## INSTRUCTIONS FOR THE TASK
The expected result is the full listing, retyped exactly, without a single picture.

## THE RECORDS
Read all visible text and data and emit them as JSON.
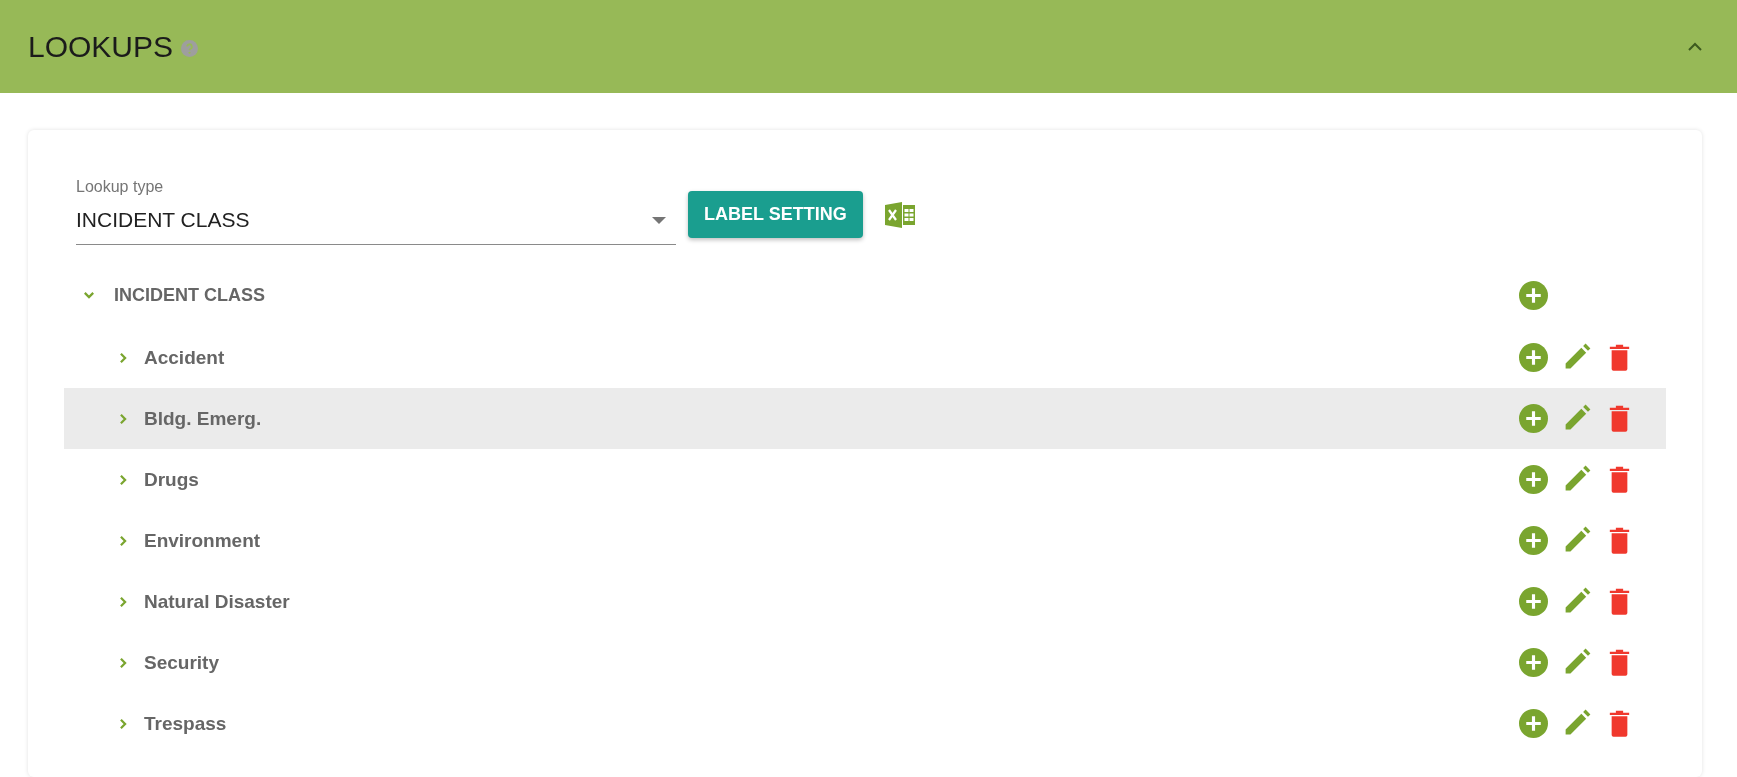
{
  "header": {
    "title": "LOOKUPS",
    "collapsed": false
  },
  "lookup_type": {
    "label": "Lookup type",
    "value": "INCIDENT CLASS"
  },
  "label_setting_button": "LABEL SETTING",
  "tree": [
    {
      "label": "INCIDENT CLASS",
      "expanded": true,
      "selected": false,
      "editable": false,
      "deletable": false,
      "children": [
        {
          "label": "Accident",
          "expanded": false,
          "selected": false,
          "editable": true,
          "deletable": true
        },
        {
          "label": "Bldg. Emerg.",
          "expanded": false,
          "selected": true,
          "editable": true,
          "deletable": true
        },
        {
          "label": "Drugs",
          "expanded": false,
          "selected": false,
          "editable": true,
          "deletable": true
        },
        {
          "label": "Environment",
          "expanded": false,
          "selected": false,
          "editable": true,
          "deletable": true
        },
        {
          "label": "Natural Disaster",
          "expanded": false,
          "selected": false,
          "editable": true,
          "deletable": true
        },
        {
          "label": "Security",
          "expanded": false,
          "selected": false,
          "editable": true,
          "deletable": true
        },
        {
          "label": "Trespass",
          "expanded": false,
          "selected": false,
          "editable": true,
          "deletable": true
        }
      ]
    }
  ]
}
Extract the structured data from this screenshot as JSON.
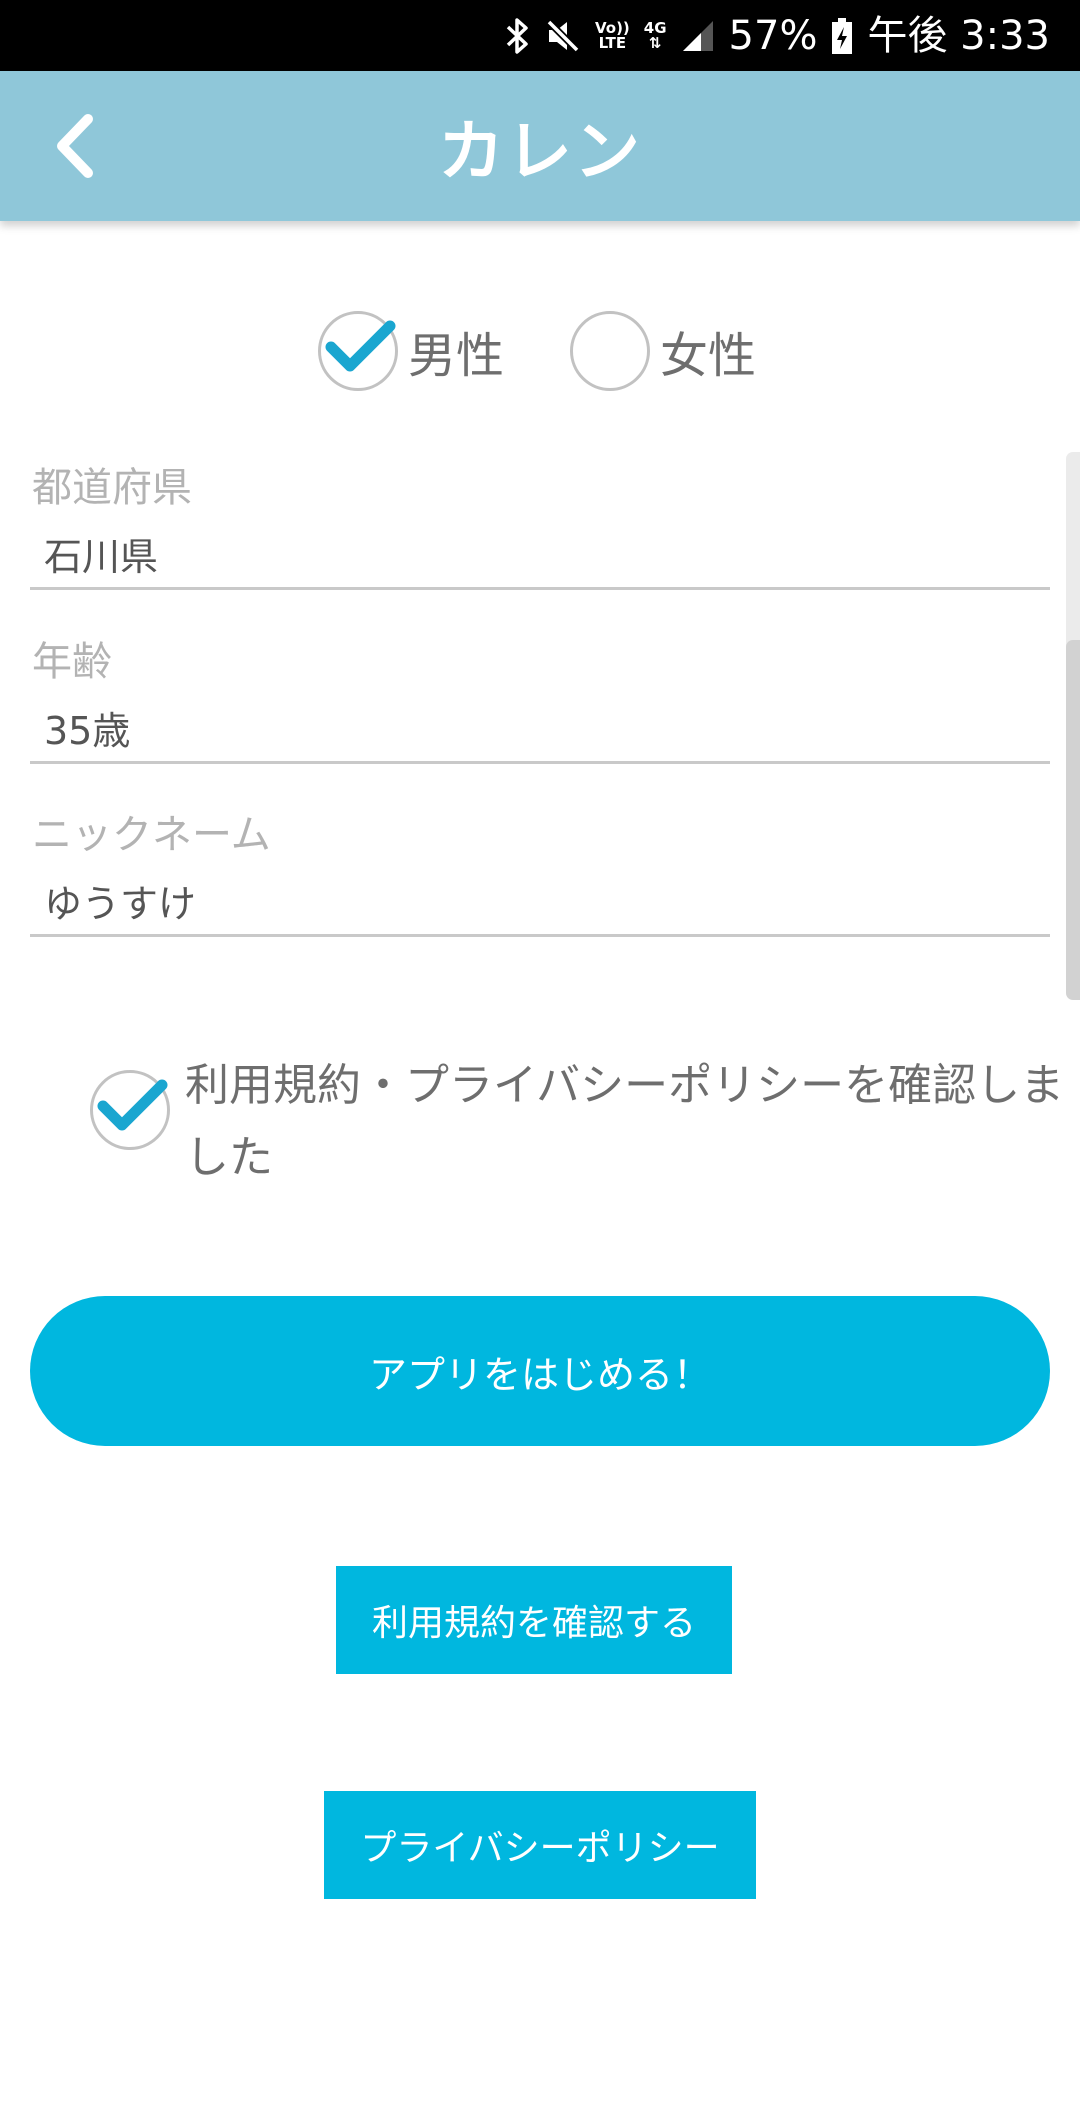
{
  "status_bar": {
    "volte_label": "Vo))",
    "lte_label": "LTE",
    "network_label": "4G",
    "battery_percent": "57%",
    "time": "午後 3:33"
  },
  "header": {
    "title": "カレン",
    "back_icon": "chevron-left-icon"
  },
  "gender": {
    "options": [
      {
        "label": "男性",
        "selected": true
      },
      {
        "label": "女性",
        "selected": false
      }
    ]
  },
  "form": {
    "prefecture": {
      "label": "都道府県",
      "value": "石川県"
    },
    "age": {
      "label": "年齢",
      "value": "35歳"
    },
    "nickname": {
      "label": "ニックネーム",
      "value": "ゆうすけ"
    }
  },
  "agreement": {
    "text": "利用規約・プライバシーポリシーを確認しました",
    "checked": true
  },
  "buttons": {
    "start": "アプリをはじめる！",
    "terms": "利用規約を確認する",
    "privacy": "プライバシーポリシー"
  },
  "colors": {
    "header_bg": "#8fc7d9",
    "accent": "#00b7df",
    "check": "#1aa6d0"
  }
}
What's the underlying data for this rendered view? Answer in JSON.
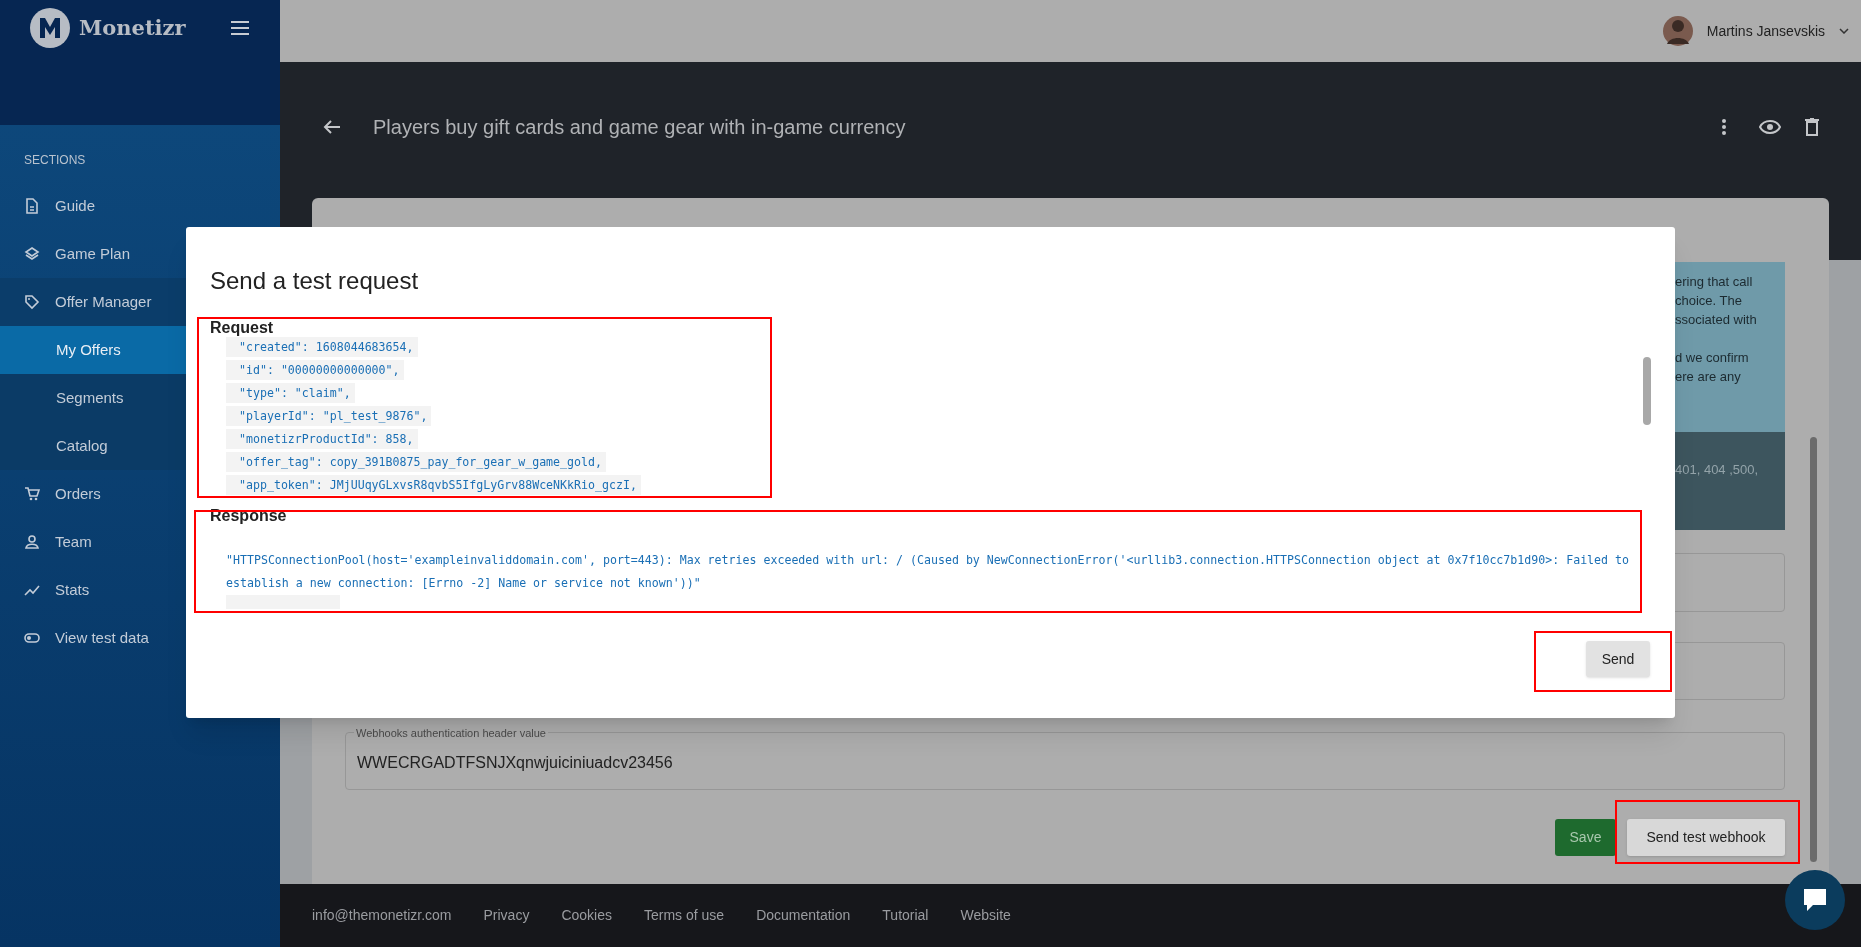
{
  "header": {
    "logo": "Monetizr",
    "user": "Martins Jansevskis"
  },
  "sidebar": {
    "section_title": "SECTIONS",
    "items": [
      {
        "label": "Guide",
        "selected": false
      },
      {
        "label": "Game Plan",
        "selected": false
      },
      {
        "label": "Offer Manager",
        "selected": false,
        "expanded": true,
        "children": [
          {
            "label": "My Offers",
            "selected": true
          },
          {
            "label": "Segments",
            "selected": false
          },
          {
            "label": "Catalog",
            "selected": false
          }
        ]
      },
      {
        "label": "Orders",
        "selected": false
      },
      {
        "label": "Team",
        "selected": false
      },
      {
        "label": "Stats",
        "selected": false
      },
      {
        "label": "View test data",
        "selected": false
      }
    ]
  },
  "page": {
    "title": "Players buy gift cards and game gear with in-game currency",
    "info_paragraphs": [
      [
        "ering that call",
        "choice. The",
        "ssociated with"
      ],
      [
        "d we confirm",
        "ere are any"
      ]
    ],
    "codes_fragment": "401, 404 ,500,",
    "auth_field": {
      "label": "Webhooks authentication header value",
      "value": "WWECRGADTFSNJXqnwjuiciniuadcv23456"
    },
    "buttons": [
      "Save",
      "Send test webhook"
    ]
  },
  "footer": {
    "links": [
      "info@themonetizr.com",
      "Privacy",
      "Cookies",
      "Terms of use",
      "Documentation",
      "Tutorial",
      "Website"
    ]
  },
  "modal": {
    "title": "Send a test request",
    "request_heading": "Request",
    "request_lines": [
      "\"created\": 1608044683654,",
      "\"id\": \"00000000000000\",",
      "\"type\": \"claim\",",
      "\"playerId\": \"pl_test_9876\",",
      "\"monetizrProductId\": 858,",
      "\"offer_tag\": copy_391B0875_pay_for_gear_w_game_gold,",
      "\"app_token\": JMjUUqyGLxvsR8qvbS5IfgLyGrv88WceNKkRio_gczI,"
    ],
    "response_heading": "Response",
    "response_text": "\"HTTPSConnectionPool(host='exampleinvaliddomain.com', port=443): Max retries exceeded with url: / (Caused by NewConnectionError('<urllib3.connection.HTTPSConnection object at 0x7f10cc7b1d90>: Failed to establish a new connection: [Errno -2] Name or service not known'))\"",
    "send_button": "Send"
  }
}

## ANSWER TO THE PROBLEM
Read all visible text and data and emit them as JSON.
{
  "header": {
    "title": "LOOKUPS",
    "collapsed": false
  },
  "lookup_type": {
    "label": "Lookup type",
    "value": "INCIDENT CLASS"
  },
  "label_setting_button": "LABEL SETTING",
  "tree": [
    {
      "label": "INCIDENT CLASS",
      "expanded": true,
      "selected": false,
      "editable": false,
      "deletable": false,
      "children": [
        {
          "label": "Accident",
          "expanded": false,
          "selected": false,
          "editable": true,
          "deletable": true
        },
        {
          "label": "Bldg. Emerg.",
          "expanded": false,
          "selected": true,
          "editable": true,
          "deletable": true
        },
        {
          "label": "Drugs",
          "expanded": false,
          "selected": false,
          "editable": true,
          "deletable": true
        },
        {
          "label": "Environment",
          "expanded": false,
          "selected": false,
          "editable": true,
          "deletable": true
        },
        {
          "label": "Natural Disaster",
          "expanded": false,
          "selected": false,
          "editable": true,
          "deletable": true
        },
        {
          "label": "Security",
          "expanded": false,
          "selected": false,
          "editable": true,
          "deletable": true
        },
        {
          "label": "Trespass",
          "expanded": false,
          "selected": false,
          "editable": true,
          "deletable": true
        }
      ]
    }
  ]
}
Extract the structured data from this screenshot as JSON.
{
  "status_bar": {
    "volte_label": "Vo))",
    "lte_label": "LTE",
    "network_label": "4G",
    "battery_percent": "57%",
    "time": "午後 3:33"
  },
  "header": {
    "title": "カレン",
    "back_icon": "chevron-left-icon"
  },
  "gender": {
    "options": [
      {
        "label": "男性",
        "selected": true
      },
      {
        "label": "女性",
        "selected": false
      }
    ]
  },
  "form": {
    "prefecture": {
      "label": "都道府県",
      "value": "石川県"
    },
    "age": {
      "label": "年齢",
      "value": "35歳"
    },
    "nickname": {
      "label": "ニックネーム",
      "value": "ゆうすけ"
    }
  },
  "agreement": {
    "text": "利用規約・プライバシーポリシーを確認しました",
    "checked": true
  },
  "buttons": {
    "start": "アプリをはじめる！",
    "terms": "利用規約を確認する",
    "privacy": "プライバシーポリシー"
  },
  "colors": {
    "header_bg": "#8fc7d9",
    "accent": "#00b7df",
    "check": "#1aa6d0"
  }
}
What's the underlying data for this rendered view? Answer in JSON.
{
  "header": {
    "logo": "Monetizr",
    "user": "Martins Jansevskis"
  },
  "sidebar": {
    "section_title": "SECTIONS",
    "items": [
      {
        "label": "Guide",
        "selected": false
      },
      {
        "label": "Game Plan",
        "selected": false
      },
      {
        "label": "Offer Manager",
        "selected": false,
        "expanded": true,
        "children": [
          {
            "label": "My Offers",
            "selected": true
          },
          {
            "label": "Segments",
            "selected": false
          },
          {
            "label": "Catalog",
            "selected": false
          }
        ]
      },
      {
        "label": "Orders",
        "selected": false
      },
      {
        "label": "Team",
        "selected": false
      },
      {
        "label": "Stats",
        "selected": false
      },
      {
        "label": "View test data",
        "selected": false
      }
    ]
  },
  "page": {
    "title": "Players buy gift cards and game gear with in-game currency",
    "info_paragraphs": [
      [
        "ering that call",
        "choice. The",
        "ssociated with"
      ],
      [
        "d we confirm",
        "ere are any"
      ]
    ],
    "codes_fragment": "401, 404 ,500,",
    "auth_field": {
      "label": "Webhooks authentication header value",
      "value": "WWECRGADTFSNJXqnwjuiciniuadcv23456"
    },
    "buttons": [
      "Save",
      "Send test webhook"
    ]
  },
  "footer": {
    "links": [
      "info@themonetizr.com",
      "Privacy",
      "Cookies",
      "Terms of use",
      "Documentation",
      "Tutorial",
      "Website"
    ]
  },
  "modal": {
    "title": "Send a test request",
    "request_heading": "Request",
    "request_lines": [
      "\"created\": 1608044683654,",
      "\"id\": \"00000000000000\",",
      "\"type\": \"claim\",",
      "\"playerId\": \"pl_test_9876\",",
      "\"monetizrProductId\": 858,",
      "\"offer_tag\": copy_391B0875_pay_for_gear_w_game_gold,",
      "\"app_token\": JMjUUqyGLxvsR8qvbS5IfgLyGrv88WceNKkRio_gczI,"
    ],
    "response_heading": "Response",
    "response_text": "\"HTTPSConnectionPool(host='exampleinvaliddomain.com', port=443): Max retries exceeded with url: / (Caused by NewConnectionError('<urllib3.connection.HTTPSConnection object at 0x7f10cc7b1d90>: Failed to establish a new connection: [Errno -2] Name or service not known'))\"",
    "send_button": "Send"
  }
}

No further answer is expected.